Wherever the string "Giriş" appears in a line of the listing below, report that line.

■ **DATA FOR REVIEW**:

· · ·

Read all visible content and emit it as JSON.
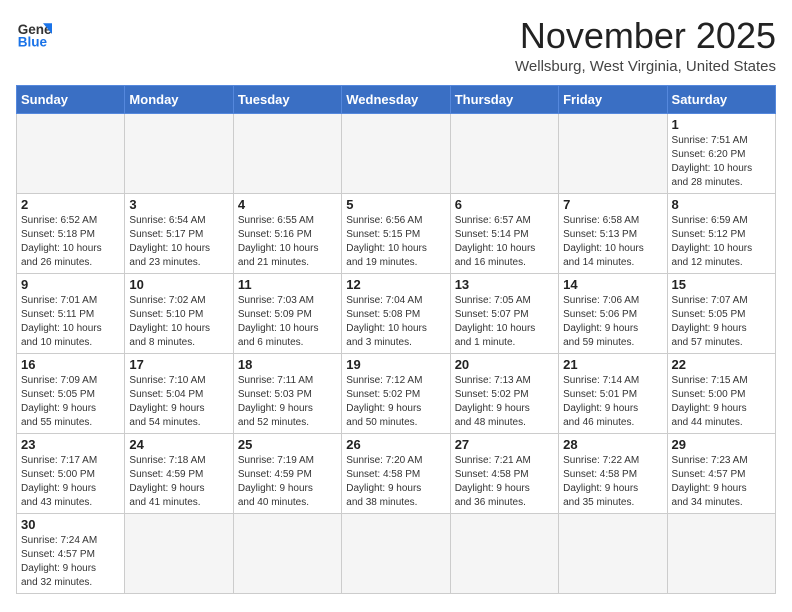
{
  "logo": {
    "line1": "General",
    "line2": "Blue"
  },
  "title": "November 2025",
  "subtitle": "Wellsburg, West Virginia, United States",
  "weekdays": [
    "Sunday",
    "Monday",
    "Tuesday",
    "Wednesday",
    "Thursday",
    "Friday",
    "Saturday"
  ],
  "weeks": [
    [
      {
        "day": "",
        "info": ""
      },
      {
        "day": "",
        "info": ""
      },
      {
        "day": "",
        "info": ""
      },
      {
        "day": "",
        "info": ""
      },
      {
        "day": "",
        "info": ""
      },
      {
        "day": "",
        "info": ""
      },
      {
        "day": "1",
        "info": "Sunrise: 7:51 AM\nSunset: 6:20 PM\nDaylight: 10 hours\nand 28 minutes."
      }
    ],
    [
      {
        "day": "2",
        "info": "Sunrise: 6:52 AM\nSunset: 5:18 PM\nDaylight: 10 hours\nand 26 minutes."
      },
      {
        "day": "3",
        "info": "Sunrise: 6:54 AM\nSunset: 5:17 PM\nDaylight: 10 hours\nand 23 minutes."
      },
      {
        "day": "4",
        "info": "Sunrise: 6:55 AM\nSunset: 5:16 PM\nDaylight: 10 hours\nand 21 minutes."
      },
      {
        "day": "5",
        "info": "Sunrise: 6:56 AM\nSunset: 5:15 PM\nDaylight: 10 hours\nand 19 minutes."
      },
      {
        "day": "6",
        "info": "Sunrise: 6:57 AM\nSunset: 5:14 PM\nDaylight: 10 hours\nand 16 minutes."
      },
      {
        "day": "7",
        "info": "Sunrise: 6:58 AM\nSunset: 5:13 PM\nDaylight: 10 hours\nand 14 minutes."
      },
      {
        "day": "8",
        "info": "Sunrise: 6:59 AM\nSunset: 5:12 PM\nDaylight: 10 hours\nand 12 minutes."
      }
    ],
    [
      {
        "day": "9",
        "info": "Sunrise: 7:01 AM\nSunset: 5:11 PM\nDaylight: 10 hours\nand 10 minutes."
      },
      {
        "day": "10",
        "info": "Sunrise: 7:02 AM\nSunset: 5:10 PM\nDaylight: 10 hours\nand 8 minutes."
      },
      {
        "day": "11",
        "info": "Sunrise: 7:03 AM\nSunset: 5:09 PM\nDaylight: 10 hours\nand 6 minutes."
      },
      {
        "day": "12",
        "info": "Sunrise: 7:04 AM\nSunset: 5:08 PM\nDaylight: 10 hours\nand 3 minutes."
      },
      {
        "day": "13",
        "info": "Sunrise: 7:05 AM\nSunset: 5:07 PM\nDaylight: 10 hours\nand 1 minute."
      },
      {
        "day": "14",
        "info": "Sunrise: 7:06 AM\nSunset: 5:06 PM\nDaylight: 9 hours\nand 59 minutes."
      },
      {
        "day": "15",
        "info": "Sunrise: 7:07 AM\nSunset: 5:05 PM\nDaylight: 9 hours\nand 57 minutes."
      }
    ],
    [
      {
        "day": "16",
        "info": "Sunrise: 7:09 AM\nSunset: 5:05 PM\nDaylight: 9 hours\nand 55 minutes."
      },
      {
        "day": "17",
        "info": "Sunrise: 7:10 AM\nSunset: 5:04 PM\nDaylight: 9 hours\nand 54 minutes."
      },
      {
        "day": "18",
        "info": "Sunrise: 7:11 AM\nSunset: 5:03 PM\nDaylight: 9 hours\nand 52 minutes."
      },
      {
        "day": "19",
        "info": "Sunrise: 7:12 AM\nSunset: 5:02 PM\nDaylight: 9 hours\nand 50 minutes."
      },
      {
        "day": "20",
        "info": "Sunrise: 7:13 AM\nSunset: 5:02 PM\nDaylight: 9 hours\nand 48 minutes."
      },
      {
        "day": "21",
        "info": "Sunrise: 7:14 AM\nSunset: 5:01 PM\nDaylight: 9 hours\nand 46 minutes."
      },
      {
        "day": "22",
        "info": "Sunrise: 7:15 AM\nSunset: 5:00 PM\nDaylight: 9 hours\nand 44 minutes."
      }
    ],
    [
      {
        "day": "23",
        "info": "Sunrise: 7:17 AM\nSunset: 5:00 PM\nDaylight: 9 hours\nand 43 minutes."
      },
      {
        "day": "24",
        "info": "Sunrise: 7:18 AM\nSunset: 4:59 PM\nDaylight: 9 hours\nand 41 minutes."
      },
      {
        "day": "25",
        "info": "Sunrise: 7:19 AM\nSunset: 4:59 PM\nDaylight: 9 hours\nand 40 minutes."
      },
      {
        "day": "26",
        "info": "Sunrise: 7:20 AM\nSunset: 4:58 PM\nDaylight: 9 hours\nand 38 minutes."
      },
      {
        "day": "27",
        "info": "Sunrise: 7:21 AM\nSunset: 4:58 PM\nDaylight: 9 hours\nand 36 minutes."
      },
      {
        "day": "28",
        "info": "Sunrise: 7:22 AM\nSunset: 4:58 PM\nDaylight: 9 hours\nand 35 minutes."
      },
      {
        "day": "29",
        "info": "Sunrise: 7:23 AM\nSunset: 4:57 PM\nDaylight: 9 hours\nand 34 minutes."
      }
    ],
    [
      {
        "day": "30",
        "info": "Sunrise: 7:24 AM\nSunset: 4:57 PM\nDaylight: 9 hours\nand 32 minutes."
      },
      {
        "day": "",
        "info": ""
      },
      {
        "day": "",
        "info": ""
      },
      {
        "day": "",
        "info": ""
      },
      {
        "day": "",
        "info": ""
      },
      {
        "day": "",
        "info": ""
      },
      {
        "day": "",
        "info": ""
      }
    ]
  ]
}
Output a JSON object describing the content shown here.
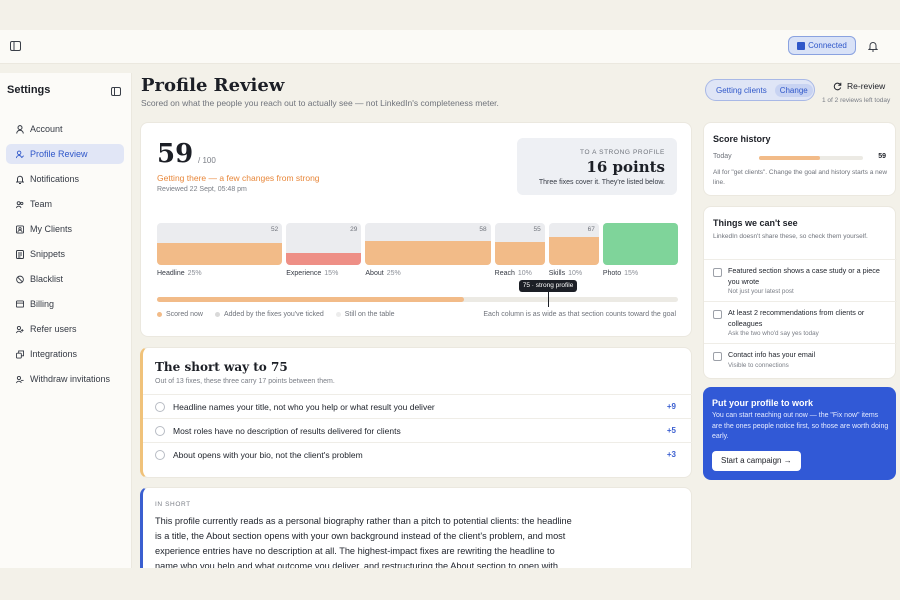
{
  "topbar": {
    "connected_label": "Connected"
  },
  "sidebar": {
    "title": "Settings",
    "items": [
      {
        "label": "Account",
        "icon": "user-icon"
      },
      {
        "label": "Profile Review",
        "icon": "user-check-icon",
        "active": true
      },
      {
        "label": "Notifications",
        "icon": "bell-icon"
      },
      {
        "label": "Team",
        "icon": "team-icon"
      },
      {
        "label": "My Clients",
        "icon": "clients-icon"
      },
      {
        "label": "Snippets",
        "icon": "snippet-icon"
      },
      {
        "label": "Blacklist",
        "icon": "block-icon"
      },
      {
        "label": "Billing",
        "icon": "card-icon"
      },
      {
        "label": "Refer users",
        "icon": "refer-icon"
      },
      {
        "label": "Integrations",
        "icon": "integrations-icon"
      },
      {
        "label": "Withdraw invitations",
        "icon": "withdraw-icon"
      }
    ]
  },
  "header": {
    "title": "Profile Review",
    "subtitle": "Scored on what the people you reach out to actually see — not LinkedIn's completeness meter.",
    "goal_label": "Getting clients",
    "change_label": "Change",
    "rereview_label": "Re-review",
    "reviews_left": "1 of 2 reviews left today"
  },
  "score": {
    "value": "59",
    "out_of": "/ 100",
    "status": "Getting there — a few changes from strong",
    "reviewed": "Reviewed 22 Sept, 05:48 pm",
    "target_caption": "TO A STRONG PROFILE",
    "target_points": "16 points",
    "target_note": "Three fixes cover it. They're listed below.",
    "marker_label": "75 · strong profile",
    "strong_threshold": 75,
    "progress": 59,
    "legend": [
      "Scored now",
      "Added by the fixes you've ticked",
      "Still on the table"
    ],
    "legend_note": "Each column is as wide as that section counts toward the goal"
  },
  "sections": [
    {
      "name": "Headline",
      "weight": "25%",
      "score": "52",
      "fill": 0.52,
      "color": "#f2bb88"
    },
    {
      "name": "Experience",
      "weight": "15%",
      "score": "29",
      "fill": 0.29,
      "color": "#ee8f86"
    },
    {
      "name": "About",
      "weight": "25%",
      "score": "58",
      "fill": 0.58,
      "color": "#f2bb88"
    },
    {
      "name": "Reach",
      "weight": "10%",
      "score": "55",
      "fill": 0.55,
      "color": "#f2bb88"
    },
    {
      "name": "Skills",
      "weight": "10%",
      "score": "67",
      "fill": 0.67,
      "color": "#f2bb88"
    },
    {
      "name": "Photo",
      "weight": "15%",
      "score": "",
      "fill": 1.0,
      "color": "#7fd49a"
    }
  ],
  "shortway": {
    "title": "The short way to 75",
    "subtitle": "Out of 13 fixes, these three carry 17 points between them.",
    "fixes": [
      {
        "text": "Headline names your title, not who you help or what result you deliver",
        "points": "+9"
      },
      {
        "text": "Most roles have no description of results delivered for clients",
        "points": "+5"
      },
      {
        "text": "About opens with your bio, not the client's problem",
        "points": "+3"
      }
    ]
  },
  "inshort": {
    "label": "IN SHORT",
    "lines": [
      "This profile currently reads as a personal biography rather than a pitch to potential clients: the headline",
      "is a title, the About section opens with your own background instead of the client's problem, and most",
      "experience entries have no description at all. The highest-impact fixes are rewriting the headline to",
      "name who you help and what outcome you deliver, and restructuring the About section to open with"
    ]
  },
  "history": {
    "title": "Score history",
    "row_label": "Today",
    "row_value": "59",
    "row_fraction": 0.59,
    "note": "All for \"get clients\". Change the goal and history starts a new line."
  },
  "cantsee": {
    "title": "Things we can't see",
    "subtitle": "LinkedIn doesn't share these, so check them yourself.",
    "items": [
      {
        "title": "Featured section shows a case study or a piece you wrote",
        "sub": "Not just your latest post"
      },
      {
        "title": "At least 2 recommendations from clients or colleagues",
        "sub": "Ask the two who'd say yes today"
      },
      {
        "title": "Contact info has your email",
        "sub": "Visible to connections"
      }
    ]
  },
  "promo": {
    "title": "Put your profile to work",
    "body": "You can start reaching out now — the \"Fix now\" items are the ones people notice first, so those are worth doing early.",
    "button": "Start a campaign →"
  }
}
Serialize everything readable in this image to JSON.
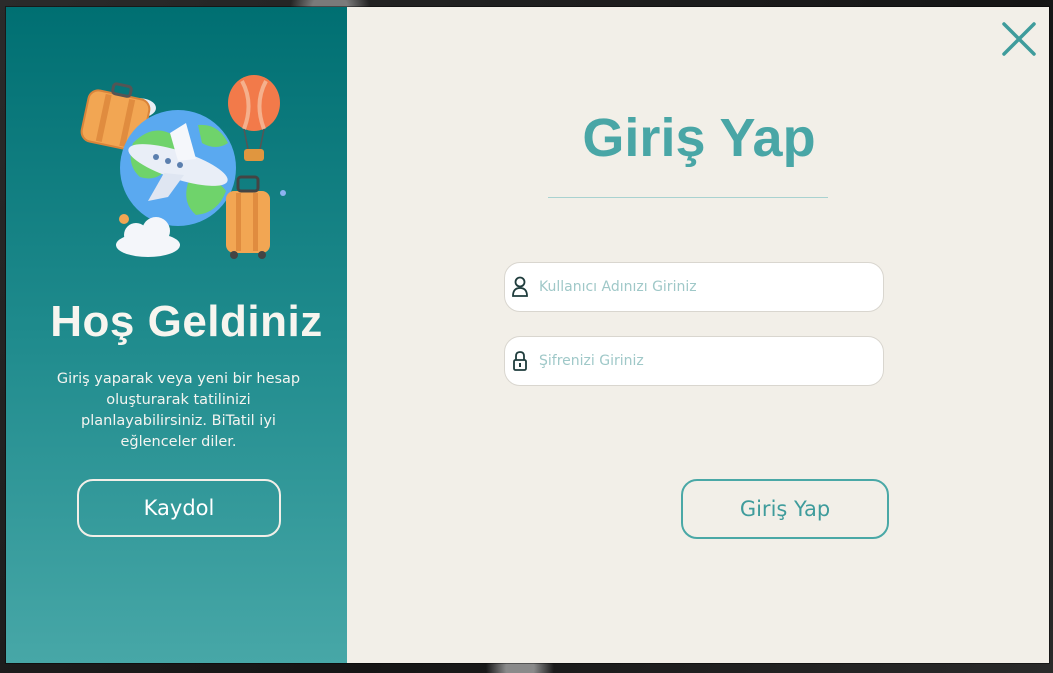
{
  "welcome": {
    "title": "Hoş Geldiniz",
    "message": "Giriş yaparak veya yeni bir hesap oluşturarak tatilinizi planlayabilirsiniz. BiTatil iyi eğlenceler diler.",
    "signup_label": "Kaydol",
    "illustration_icon": "travel-globe-illustration"
  },
  "login": {
    "title": "Giriş Yap",
    "username_placeholder": "Kullanıcı Adınızı Giriniz",
    "username_value": "",
    "password_placeholder": "Şifrenizi Giriniz",
    "password_value": "",
    "username_icon": "user-icon",
    "password_icon": "lock-icon",
    "submit_label": "Giriş Yap"
  },
  "window": {
    "close_icon": "close-icon"
  },
  "colors": {
    "teal_dark": "#006f72",
    "teal_light": "#47a7a7",
    "accent": "#49a6a6",
    "panel_bg": "#f2efe8"
  }
}
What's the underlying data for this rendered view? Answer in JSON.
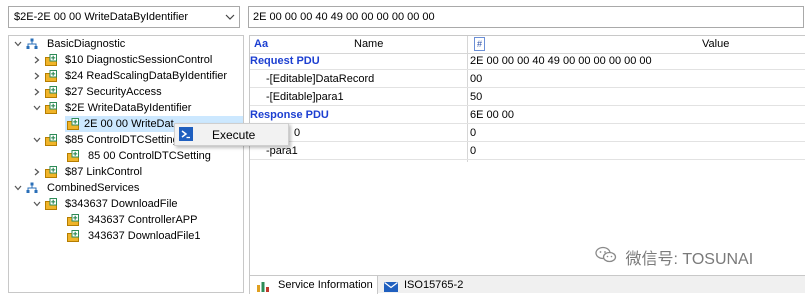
{
  "service_selector": {
    "value": "$2E-2E 00 00 WriteDataByIdentifier"
  },
  "hex_field": {
    "value": "2E 00 00 00 40 49 00 00 00 00 00 00"
  },
  "tree": {
    "items": [
      {
        "label": "BasicDiagnostic"
      },
      {
        "label": "$10 DiagnosticSessionControl"
      },
      {
        "label": "$24 ReadScalingDataByIdentifier"
      },
      {
        "label": "$27 SecurityAccess"
      },
      {
        "label": "$2E WriteDataByIdentifier"
      },
      {
        "label": "2E 00 00 WriteDat"
      },
      {
        "label": "$85 ControlDTCSetting"
      },
      {
        "label": "85 00 ControlDTCSetting"
      },
      {
        "label": "$87 LinkControl"
      },
      {
        "label": "CombinedServices"
      },
      {
        "label": "$343637 DownloadFile"
      },
      {
        "label": "343637 ControllerAPP"
      },
      {
        "label": "343637 DownloadFile1"
      }
    ]
  },
  "context_menu": {
    "execute_label": "Execute"
  },
  "grid": {
    "sort_icon_text": "Aa",
    "name_header": "Name",
    "hash_icon_text": "#",
    "value_header": "Value",
    "rows": [
      {
        "name": "Request PDU",
        "value": "2E 00 00 00 40 49 00 00 00 00 00 00"
      },
      {
        "name": "-[Editable]DataRecord",
        "value": "00"
      },
      {
        "name": "-[Editable]para1",
        "value": "50"
      },
      {
        "name": "Response PDU",
        "value": "6E 00 00"
      },
      {
        "name": "0",
        "value": "0"
      },
      {
        "name": "-para1",
        "value": "0"
      }
    ]
  },
  "tabs": [
    {
      "label": "Service Information"
    },
    {
      "label": "ISO15765-2"
    }
  ],
  "watermark": "微信号: TOSUNAI"
}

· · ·

■ **COMPLETED TASK**:
    "message": "Giriş yaparak veya yeni bir hesap oluşturarak tatilinizi planlayabilirsiniz. BiTatil iyi eğlenceler diler.",
    "title": "Giriş Yap",
    "submit_label": "Giriş Yap"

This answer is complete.